• **ASSIGNMENT**
Could you find every line in the entries below that holds the word "circle" and copy it?

[Opening SUPPLIED INFORMATION section]

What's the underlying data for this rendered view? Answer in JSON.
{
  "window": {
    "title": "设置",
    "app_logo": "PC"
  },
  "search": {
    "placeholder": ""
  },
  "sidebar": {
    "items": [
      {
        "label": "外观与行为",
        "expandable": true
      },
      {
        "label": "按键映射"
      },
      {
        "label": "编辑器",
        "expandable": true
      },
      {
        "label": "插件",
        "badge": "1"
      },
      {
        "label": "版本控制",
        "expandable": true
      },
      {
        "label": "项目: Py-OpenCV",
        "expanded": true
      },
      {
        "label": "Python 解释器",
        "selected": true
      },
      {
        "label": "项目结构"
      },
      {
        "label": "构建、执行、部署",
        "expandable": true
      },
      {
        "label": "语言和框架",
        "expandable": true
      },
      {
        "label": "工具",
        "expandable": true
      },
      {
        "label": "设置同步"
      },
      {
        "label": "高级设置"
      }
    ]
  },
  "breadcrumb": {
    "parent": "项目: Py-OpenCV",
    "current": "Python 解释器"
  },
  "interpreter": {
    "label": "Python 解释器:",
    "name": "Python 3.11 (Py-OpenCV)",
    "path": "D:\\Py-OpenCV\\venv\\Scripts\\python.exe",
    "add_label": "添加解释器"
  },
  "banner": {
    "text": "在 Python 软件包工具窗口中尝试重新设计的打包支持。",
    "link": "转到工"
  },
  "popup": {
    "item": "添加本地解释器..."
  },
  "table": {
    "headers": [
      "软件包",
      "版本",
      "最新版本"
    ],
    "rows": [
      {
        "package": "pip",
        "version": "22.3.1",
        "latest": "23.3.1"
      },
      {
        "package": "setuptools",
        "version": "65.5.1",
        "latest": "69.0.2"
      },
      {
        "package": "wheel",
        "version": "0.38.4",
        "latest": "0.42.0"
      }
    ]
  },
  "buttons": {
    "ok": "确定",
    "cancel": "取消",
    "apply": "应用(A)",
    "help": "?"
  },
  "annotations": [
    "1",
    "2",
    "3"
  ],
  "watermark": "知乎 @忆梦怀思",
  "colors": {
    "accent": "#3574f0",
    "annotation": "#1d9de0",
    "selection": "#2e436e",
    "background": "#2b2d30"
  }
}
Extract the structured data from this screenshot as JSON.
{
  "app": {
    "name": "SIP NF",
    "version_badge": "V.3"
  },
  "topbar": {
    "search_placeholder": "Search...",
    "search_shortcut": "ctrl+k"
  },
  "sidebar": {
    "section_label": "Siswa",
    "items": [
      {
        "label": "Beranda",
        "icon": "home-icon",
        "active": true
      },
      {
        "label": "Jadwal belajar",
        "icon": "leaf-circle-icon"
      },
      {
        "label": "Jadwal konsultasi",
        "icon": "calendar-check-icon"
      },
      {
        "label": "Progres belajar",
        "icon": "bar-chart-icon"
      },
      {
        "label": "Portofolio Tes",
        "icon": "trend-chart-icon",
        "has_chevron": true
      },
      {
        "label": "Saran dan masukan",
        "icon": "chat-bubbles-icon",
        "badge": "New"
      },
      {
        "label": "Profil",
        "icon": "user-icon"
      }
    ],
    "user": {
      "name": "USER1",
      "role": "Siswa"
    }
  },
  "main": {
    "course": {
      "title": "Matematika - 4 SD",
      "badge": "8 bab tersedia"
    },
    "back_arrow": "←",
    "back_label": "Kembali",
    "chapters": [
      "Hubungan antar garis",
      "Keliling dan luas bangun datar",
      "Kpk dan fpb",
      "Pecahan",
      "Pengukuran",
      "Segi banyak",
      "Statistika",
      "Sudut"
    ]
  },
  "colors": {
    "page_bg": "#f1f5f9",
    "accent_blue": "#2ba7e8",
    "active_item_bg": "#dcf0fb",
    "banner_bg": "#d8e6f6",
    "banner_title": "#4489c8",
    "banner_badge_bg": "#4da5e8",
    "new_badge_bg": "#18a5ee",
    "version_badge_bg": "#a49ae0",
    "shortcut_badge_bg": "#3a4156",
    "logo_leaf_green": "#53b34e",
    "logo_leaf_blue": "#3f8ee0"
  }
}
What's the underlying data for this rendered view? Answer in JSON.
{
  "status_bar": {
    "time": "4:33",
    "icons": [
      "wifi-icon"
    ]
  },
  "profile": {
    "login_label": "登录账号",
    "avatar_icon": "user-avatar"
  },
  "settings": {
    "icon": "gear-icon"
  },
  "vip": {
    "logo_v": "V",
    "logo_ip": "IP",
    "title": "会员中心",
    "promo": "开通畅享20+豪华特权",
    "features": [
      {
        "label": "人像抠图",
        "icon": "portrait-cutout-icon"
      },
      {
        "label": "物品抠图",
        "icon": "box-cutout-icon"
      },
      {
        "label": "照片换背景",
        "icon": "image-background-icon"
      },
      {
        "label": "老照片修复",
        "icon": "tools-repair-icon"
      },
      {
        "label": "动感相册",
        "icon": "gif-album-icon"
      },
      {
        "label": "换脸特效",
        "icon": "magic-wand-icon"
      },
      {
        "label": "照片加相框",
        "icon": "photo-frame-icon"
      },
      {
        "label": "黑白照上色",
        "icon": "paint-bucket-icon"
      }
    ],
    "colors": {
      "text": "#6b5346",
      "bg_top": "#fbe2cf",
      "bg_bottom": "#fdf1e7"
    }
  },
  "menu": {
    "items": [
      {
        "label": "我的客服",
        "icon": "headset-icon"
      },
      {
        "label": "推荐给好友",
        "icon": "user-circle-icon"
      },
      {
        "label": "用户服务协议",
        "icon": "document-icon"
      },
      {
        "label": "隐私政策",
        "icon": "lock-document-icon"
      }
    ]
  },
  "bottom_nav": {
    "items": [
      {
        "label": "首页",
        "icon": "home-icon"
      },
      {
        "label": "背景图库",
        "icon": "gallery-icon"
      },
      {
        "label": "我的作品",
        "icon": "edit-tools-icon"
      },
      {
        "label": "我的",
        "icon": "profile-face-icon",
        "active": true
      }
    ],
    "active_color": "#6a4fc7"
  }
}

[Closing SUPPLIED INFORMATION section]

• **SOLUTION**
        "icon": "leaf-circle-icon"
        "icon": "user-circle-icon"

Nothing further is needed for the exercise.